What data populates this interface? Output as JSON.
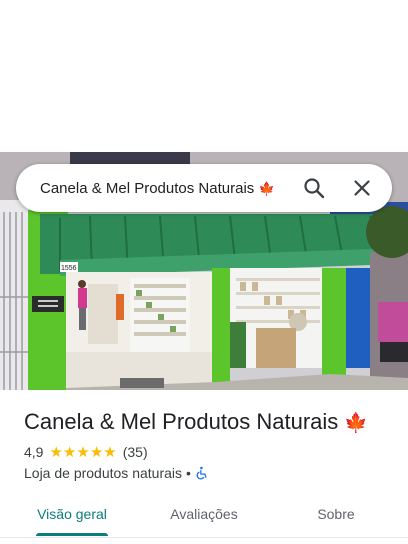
{
  "search": {
    "query": "Canela & Mel Produtos Naturais",
    "emoji": "🍁"
  },
  "place": {
    "name": "Canela & Mel Produtos Naturais",
    "emoji": "🍁",
    "rating": "4,9",
    "stars": 5,
    "reviews": "(35)",
    "category": "Loja de produtos naturais",
    "separator": "•"
  },
  "storefront": {
    "number": "1556"
  },
  "tabs": [
    {
      "label": "Visão geral",
      "active": true
    },
    {
      "label": "Avaliações",
      "active": false
    },
    {
      "label": "Sobre",
      "active": false
    }
  ],
  "colors": {
    "accent": "#0b7d7d",
    "star": "#fbbc04",
    "awning": "#2e8b57",
    "wall": "#5cc52b",
    "blue_column": "#1f5fbf"
  },
  "icons": [
    "search-icon",
    "close-icon",
    "wheelchair-icon",
    "star-icon",
    "maple-leaf-icon"
  ]
}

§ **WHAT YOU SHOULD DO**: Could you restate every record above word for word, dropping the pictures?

§ **REPLY**:
What data populates this interface? Output as JSON.
{
  "search": {
    "query": "Canela & Mel Produtos Naturais",
    "emoji": "🍁"
  },
  "place": {
    "name": "Canela & Mel Produtos Naturais",
    "emoji": "🍁",
    "rating": "4,9",
    "stars": 5,
    "reviews": "(35)",
    "category": "Loja de produtos naturais",
    "separator": "•"
  },
  "storefront": {
    "number": "1556"
  },
  "tabs": [
    {
      "label": "Visão geral",
      "active": true
    },
    {
      "label": "Avaliações",
      "active": false
    },
    {
      "label": "Sobre",
      "active": false
    }
  ],
  "colors": {
    "accent": "#0b7d7d",
    "star": "#fbbc04",
    "awning": "#2e8b57",
    "wall": "#5cc52b",
    "blue_column": "#1f5fbf"
  },
  "icons": [
    "search-icon",
    "close-icon",
    "wheelchair-icon",
    "star-icon",
    "maple-leaf-icon"
  ]
}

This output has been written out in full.